[What to produce]:
I would like the records restated word for word, without the pictures.

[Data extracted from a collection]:
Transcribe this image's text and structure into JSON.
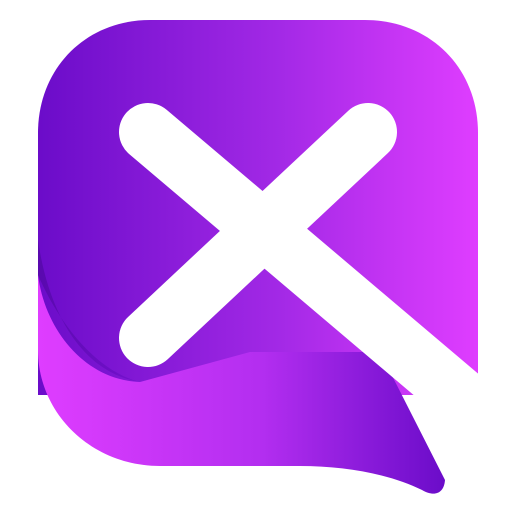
{
  "logo": {
    "icon": "x-chat-bubble-icon",
    "colors": {
      "purple_dark": "#6b0cc9",
      "purple_mid": "#a329e6",
      "magenta": "#df3dff",
      "mark": "#ffffff"
    }
  }
}
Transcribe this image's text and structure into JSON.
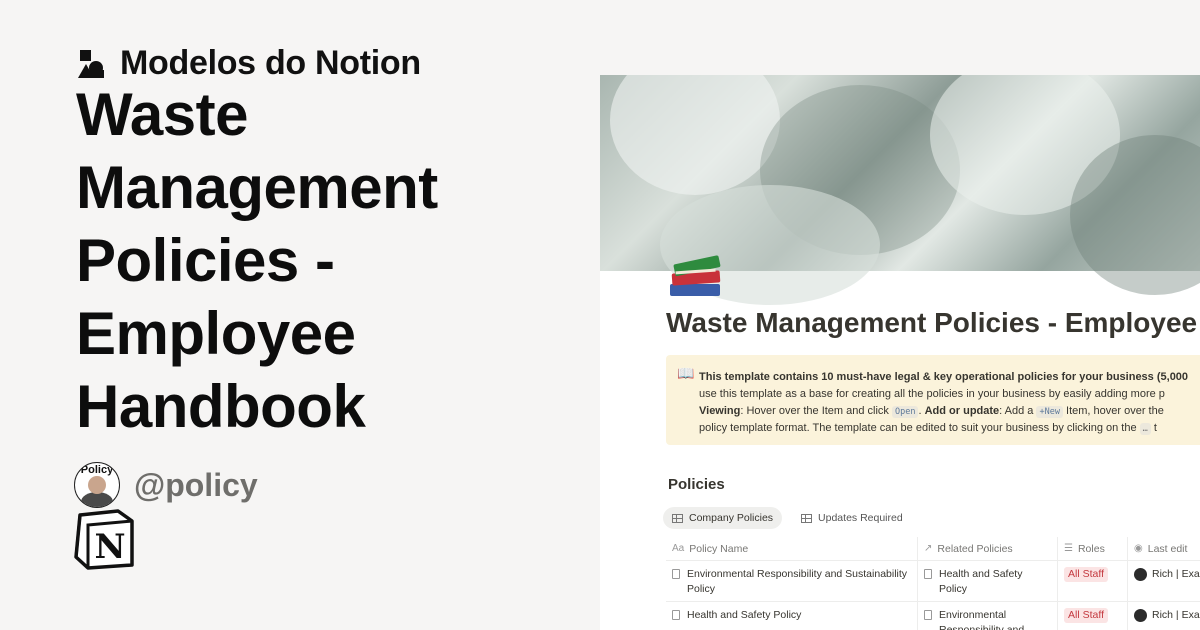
{
  "brand": {
    "name": "Modelos do Notion",
    "logo_icon": "notion-shapes-icon"
  },
  "title": "Waste Management Policies - Employee Handbook",
  "author": {
    "avatar_caption": "Policy",
    "handle": "@policy"
  },
  "notion_logo": {
    "letter": "N"
  },
  "preview": {
    "page_title": "Waste Management Policies - Employee Handbook",
    "callout": {
      "icon": "📖",
      "line1": "This template contains 10 must-have legal & key operational policies for your business (5,000",
      "line2": "use this template as a base for creating all the policies in your business by easily adding more p",
      "line3_label": "Viewing",
      "line3_text1": ": Hover over the Item and click ",
      "line3_code": "Open",
      "line3_text2": ". ",
      "line3_label2": "Add or update",
      "line3_text3": ": Add a ",
      "line3_code2": "+New",
      "line3_text4": " Item, hover over the",
      "line4_text": "policy template format. The template can be edited to suit your business by clicking on the ",
      "line4_code": "…",
      "line4_tail": " t"
    },
    "section_title": "Policies",
    "tabs": [
      {
        "label": "Company Policies",
        "active": true
      },
      {
        "label": "Updates Required",
        "active": false
      }
    ],
    "columns": [
      {
        "icon": "Aa",
        "label": "Policy Name"
      },
      {
        "icon": "↗",
        "label": "Related Policies"
      },
      {
        "icon": "☰",
        "label": "Roles"
      },
      {
        "icon": "◉",
        "label": "Last edit"
      }
    ],
    "rows": [
      {
        "name": "Environmental Responsibility and Sustainability Policy",
        "related": "Health and Safety Policy",
        "role": "All Staff",
        "last_edit": "Rich | Exar"
      },
      {
        "name": "Health and Safety Policy",
        "related": "Environmental Responsibility and",
        "role": "All Staff",
        "last_edit": "Rich | Exar"
      }
    ],
    "colors": {
      "tag_bg": "#fbe4e4",
      "tag_text": "#c4393f",
      "callout_bg": "#fbf3db"
    }
  }
}
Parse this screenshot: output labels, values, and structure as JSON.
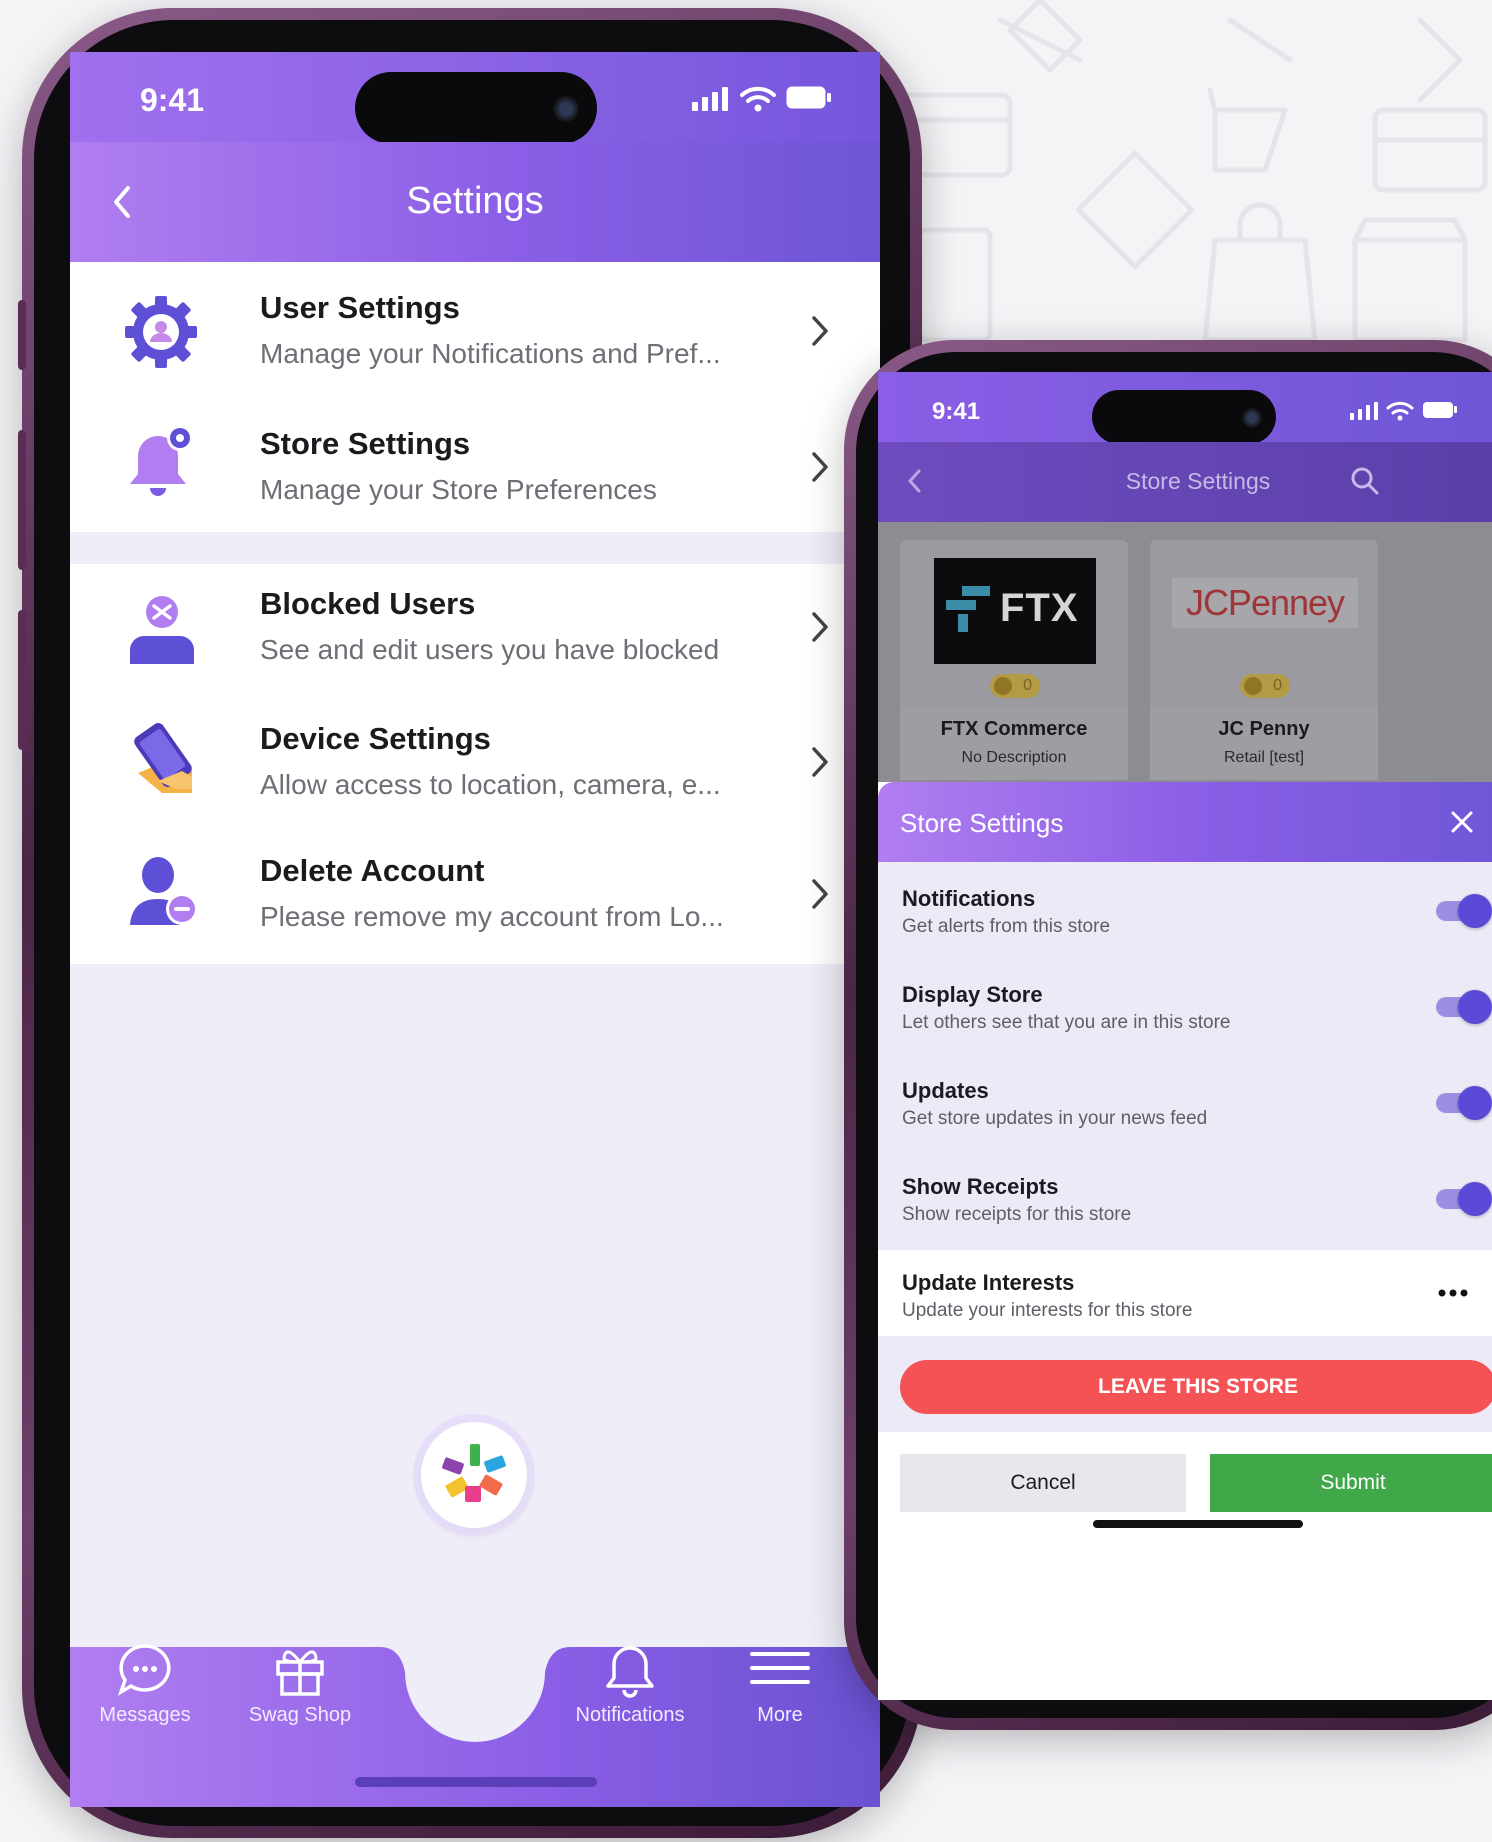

[Solution to this task]:
Transcribe this image's text and structure into JSON.
{
  "logo": {
    "icon": "x-chat-bubble-icon",
    "colors": {
      "purple_dark": "#6b0cc9",
      "purple_mid": "#a329e6",
      "magenta": "#df3dff",
      "mark": "#ffffff"
    }
  }
}
Transcribe this image's text and structure into JSON.
{
  "brand": {
    "name": "Modelos do Notion",
    "logo_icon": "notion-shapes-icon"
  },
  "title": "Waste Management Policies - Employee Handbook",
  "author": {
    "avatar_caption": "Policy",
    "handle": "@policy"
  },
  "notion_logo": {
    "letter": "N"
  },
  "preview": {
    "page_title": "Waste Management Policies - Employee Handbook",
    "callout": {
      "icon": "📖",
      "line1": "This template contains 10 must-have legal & key operational policies for your business (5,000",
      "line2": "use this template as a base for creating all the policies in your business by easily adding more p",
      "line3_label": "Viewing",
      "line3_text1": ": Hover over the Item and click ",
      "line3_code": "Open",
      "line3_text2": ". ",
      "line3_label2": "Add or update",
      "line3_text3": ": Add a ",
      "line3_code2": "+New",
      "line3_text4": " Item, hover over the",
      "line4_text": "policy template format. The template can be edited to suit your business by clicking on the ",
      "line4_code": "…",
      "line4_tail": " t"
    },
    "section_title": "Policies",
    "tabs": [
      {
        "label": "Company Policies",
        "active": true
      },
      {
        "label": "Updates Required",
        "active": false
      }
    ],
    "columns": [
      {
        "icon": "Aa",
        "label": "Policy Name"
      },
      {
        "icon": "↗",
        "label": "Related Policies"
      },
      {
        "icon": "☰",
        "label": "Roles"
      },
      {
        "icon": "◉",
        "label": "Last edit"
      }
    ],
    "rows": [
      {
        "name": "Environmental Responsibility and Sustainability Policy",
        "related": "Health and Safety Policy",
        "role": "All Staff",
        "last_edit": "Rich | Exar"
      },
      {
        "name": "Health and Safety Policy",
        "related": "Environmental Responsibility and",
        "role": "All Staff",
        "last_edit": "Rich | Exar"
      }
    ],
    "colors": {
      "tag_bg": "#fbe4e4",
      "tag_text": "#c4393f",
      "callout_bg": "#fbf3db"
    }
  }
}
Parse this screenshot: output labels, values, and structure as JSON.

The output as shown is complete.